### Assigned task
Only the pictures stay out; please return all the entries below exactly as written.

**** Listed entries ****

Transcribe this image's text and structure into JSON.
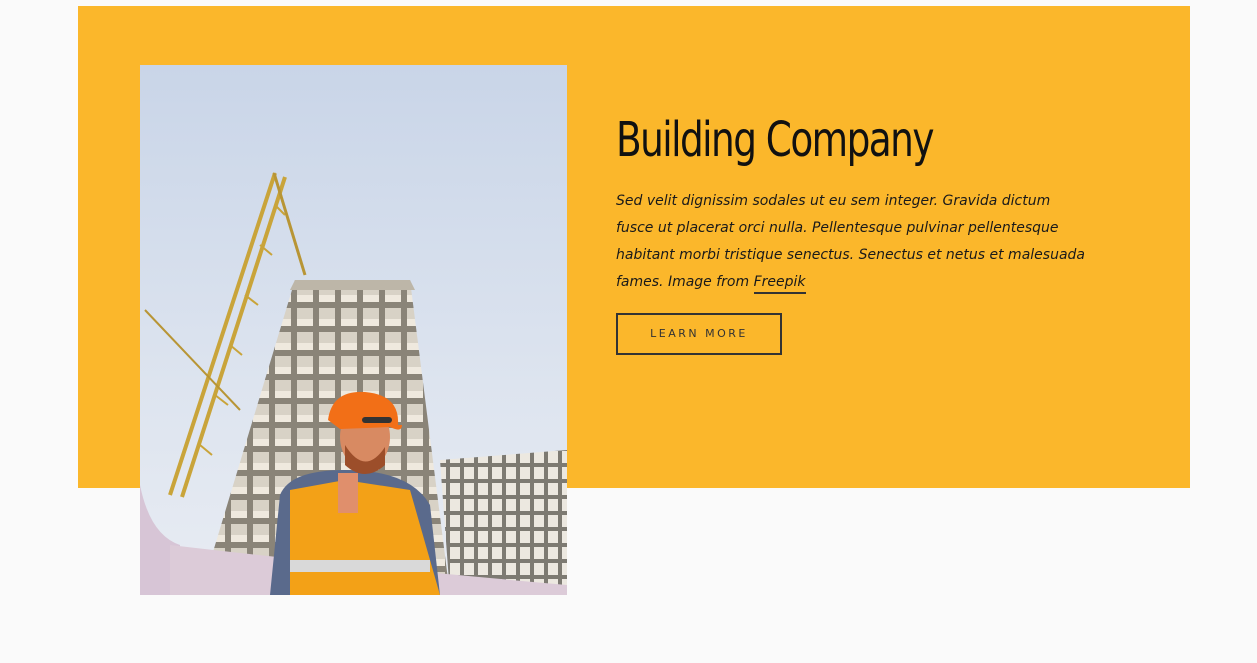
{
  "hero": {
    "title": "Building Company",
    "description": "Sed velit dignissim sodales ut eu sem integer. Gravida dictum fusce ut placerat orci nulla. Pellentesque pulvinar pellentesque habitant morbi tristique senectus. Senectus et netus et malesuada fames. Image from ",
    "link_label": "Freepik",
    "button_label": "LEARN MORE",
    "image_alt": "Construction worker in orange hard hat and safety vest in front of a high-rise building under construction with a crane"
  },
  "colors": {
    "accent": "#fbb72b",
    "background": "#fafafa",
    "text": "#111111"
  }
}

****

### Answer box
Transcribe this image's text and structure into JSON.
{
  "hero": {
    "title": "Building Company",
    "description": "Sed velit dignissim sodales ut eu sem integer. Gravida dictum fusce ut placerat orci nulla. Pellentesque pulvinar pellentesque habitant morbi tristique senectus. Senectus et netus et malesuada fames. Image from ",
    "link_label": "Freepik",
    "button_label": "LEARN MORE",
    "image_alt": "Construction worker in orange hard hat and safety vest in front of a high-rise building under construction with a crane"
  },
  "colors": {
    "accent": "#fbb72b",
    "background": "#fafafa",
    "text": "#111111"
  }
}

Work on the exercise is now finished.